The Yale Daily News has done good service in reinforcing through an exploration into Yale history the truth established for Harvard by President Eliot that success or failure in athletics has no influence on the numbers of a college. The News, going back as far as 1866 in its researches, has shown that at Yale there has been no relation between increase or decrease in enrollment and the winning or losing of games and races. In 1868, 1872, 1880, 1891, and 1899 the entering classes showed an increase, though Yale had been unsuccessful in athletics the year before; and decreases in the entering classes in 1876, 1881, and 1895 followed successful seasons in athletics. In the period from 1885 to 1894, when Yale teams and crews were winning pretty steadily, there was, to be sure, a considerable and almost continuous increase in the entering classes; but there was a like increase during the same period at Harvard, and we certainly at that time were not distinguishing ourselves in athletics.
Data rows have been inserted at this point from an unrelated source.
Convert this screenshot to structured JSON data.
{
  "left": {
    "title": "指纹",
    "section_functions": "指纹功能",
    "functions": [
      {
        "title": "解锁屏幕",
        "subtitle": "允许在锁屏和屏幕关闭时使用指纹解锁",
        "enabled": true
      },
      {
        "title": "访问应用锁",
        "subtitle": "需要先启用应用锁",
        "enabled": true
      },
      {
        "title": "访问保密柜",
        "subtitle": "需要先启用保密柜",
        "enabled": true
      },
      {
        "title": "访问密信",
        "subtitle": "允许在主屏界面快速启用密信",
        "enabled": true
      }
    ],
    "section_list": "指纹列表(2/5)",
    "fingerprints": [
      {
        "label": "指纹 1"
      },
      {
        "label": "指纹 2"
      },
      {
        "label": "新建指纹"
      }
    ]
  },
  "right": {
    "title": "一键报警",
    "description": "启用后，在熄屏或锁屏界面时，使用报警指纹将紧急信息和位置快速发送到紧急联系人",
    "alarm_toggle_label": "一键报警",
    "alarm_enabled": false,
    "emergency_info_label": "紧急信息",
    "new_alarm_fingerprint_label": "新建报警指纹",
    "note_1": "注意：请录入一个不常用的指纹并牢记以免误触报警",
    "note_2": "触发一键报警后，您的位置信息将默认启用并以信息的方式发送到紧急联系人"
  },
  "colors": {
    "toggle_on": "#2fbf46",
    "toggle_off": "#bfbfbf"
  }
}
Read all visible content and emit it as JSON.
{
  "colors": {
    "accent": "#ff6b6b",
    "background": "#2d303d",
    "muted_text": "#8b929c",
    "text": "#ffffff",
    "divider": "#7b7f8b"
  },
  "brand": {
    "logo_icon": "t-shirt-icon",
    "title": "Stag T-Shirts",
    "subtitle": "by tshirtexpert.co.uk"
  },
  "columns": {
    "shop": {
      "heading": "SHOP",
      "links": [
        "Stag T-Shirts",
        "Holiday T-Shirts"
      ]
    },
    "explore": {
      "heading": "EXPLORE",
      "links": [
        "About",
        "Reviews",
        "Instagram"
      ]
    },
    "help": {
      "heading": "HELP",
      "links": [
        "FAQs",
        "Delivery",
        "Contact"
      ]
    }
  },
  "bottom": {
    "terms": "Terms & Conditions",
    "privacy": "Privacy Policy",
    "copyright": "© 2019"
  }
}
The experience at Yale therefore falls in exactly with that at Harvard to disprove any relation between athletics and enrollment.
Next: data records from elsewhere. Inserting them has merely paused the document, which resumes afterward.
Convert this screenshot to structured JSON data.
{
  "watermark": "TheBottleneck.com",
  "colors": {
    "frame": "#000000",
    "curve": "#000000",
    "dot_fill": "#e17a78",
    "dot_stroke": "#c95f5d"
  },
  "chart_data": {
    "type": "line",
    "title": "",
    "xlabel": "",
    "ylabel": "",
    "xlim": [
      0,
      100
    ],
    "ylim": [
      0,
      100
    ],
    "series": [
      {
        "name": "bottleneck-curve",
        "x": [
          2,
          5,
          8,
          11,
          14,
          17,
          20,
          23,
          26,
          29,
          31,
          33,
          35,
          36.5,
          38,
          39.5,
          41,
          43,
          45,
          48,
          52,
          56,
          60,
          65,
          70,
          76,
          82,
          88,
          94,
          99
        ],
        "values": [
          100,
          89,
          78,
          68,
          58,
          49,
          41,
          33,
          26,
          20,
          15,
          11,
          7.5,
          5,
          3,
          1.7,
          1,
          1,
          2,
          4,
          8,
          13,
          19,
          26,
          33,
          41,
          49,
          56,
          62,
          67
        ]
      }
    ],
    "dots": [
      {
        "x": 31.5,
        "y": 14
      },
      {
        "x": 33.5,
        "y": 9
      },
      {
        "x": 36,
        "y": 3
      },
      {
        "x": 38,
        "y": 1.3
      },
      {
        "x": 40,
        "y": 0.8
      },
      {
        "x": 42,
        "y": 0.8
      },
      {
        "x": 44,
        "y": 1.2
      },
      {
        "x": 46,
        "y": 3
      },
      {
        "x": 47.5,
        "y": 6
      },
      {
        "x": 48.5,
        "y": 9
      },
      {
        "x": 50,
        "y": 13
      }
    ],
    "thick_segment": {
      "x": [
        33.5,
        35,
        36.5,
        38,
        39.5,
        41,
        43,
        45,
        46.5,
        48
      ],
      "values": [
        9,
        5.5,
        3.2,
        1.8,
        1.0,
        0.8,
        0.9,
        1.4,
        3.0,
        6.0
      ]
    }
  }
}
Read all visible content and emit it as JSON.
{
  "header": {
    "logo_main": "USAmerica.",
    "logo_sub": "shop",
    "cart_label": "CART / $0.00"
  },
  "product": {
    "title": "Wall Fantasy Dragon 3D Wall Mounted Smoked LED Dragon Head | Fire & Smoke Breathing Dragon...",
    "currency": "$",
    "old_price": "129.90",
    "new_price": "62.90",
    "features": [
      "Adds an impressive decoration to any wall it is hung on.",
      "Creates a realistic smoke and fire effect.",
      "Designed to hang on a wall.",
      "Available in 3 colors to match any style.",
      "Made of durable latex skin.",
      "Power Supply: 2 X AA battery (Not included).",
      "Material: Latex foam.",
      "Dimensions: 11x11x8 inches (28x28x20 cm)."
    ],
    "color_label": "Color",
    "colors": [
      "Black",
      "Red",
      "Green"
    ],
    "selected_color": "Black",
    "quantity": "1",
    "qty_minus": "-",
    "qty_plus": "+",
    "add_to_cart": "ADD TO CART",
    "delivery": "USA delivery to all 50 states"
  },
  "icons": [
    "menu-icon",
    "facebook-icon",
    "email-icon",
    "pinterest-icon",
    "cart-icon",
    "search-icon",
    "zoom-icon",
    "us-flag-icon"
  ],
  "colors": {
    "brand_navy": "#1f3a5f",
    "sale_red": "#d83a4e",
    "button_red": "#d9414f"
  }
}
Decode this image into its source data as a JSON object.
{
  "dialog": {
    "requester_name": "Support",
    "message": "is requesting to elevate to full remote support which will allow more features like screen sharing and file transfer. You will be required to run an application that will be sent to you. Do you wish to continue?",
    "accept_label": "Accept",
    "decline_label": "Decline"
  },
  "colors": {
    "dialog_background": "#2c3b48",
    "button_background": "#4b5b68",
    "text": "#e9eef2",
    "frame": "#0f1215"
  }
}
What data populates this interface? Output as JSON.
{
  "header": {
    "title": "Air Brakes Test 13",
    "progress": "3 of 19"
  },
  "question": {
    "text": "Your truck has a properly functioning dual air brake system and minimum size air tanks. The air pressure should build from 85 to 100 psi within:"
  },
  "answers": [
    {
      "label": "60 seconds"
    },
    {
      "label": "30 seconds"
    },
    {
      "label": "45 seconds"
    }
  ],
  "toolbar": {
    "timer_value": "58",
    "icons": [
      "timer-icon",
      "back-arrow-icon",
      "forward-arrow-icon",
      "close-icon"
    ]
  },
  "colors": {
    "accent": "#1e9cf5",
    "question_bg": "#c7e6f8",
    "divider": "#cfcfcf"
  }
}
American Boys Keep Their Heads.
It is clear that American boys keep their heads in this matter; whatever the space given to college athletics by the newspapers, and no matter how tense the absorption of graduates, the boys themselves seem to pick their colleges without much regard to the winners. There was a great and general increase in the number of boys going to college beginning about the middle or end of the eighties, and many colleges showed the result in their numbers; but success in athletics has been one of the least of the causes which controlled the distribution of the increase. It is a habit of the American people to enjoy its amusements hysterically; but underneath the yelling there is always a saving sense of humor. In this endowment of the fathers the sons have a full share.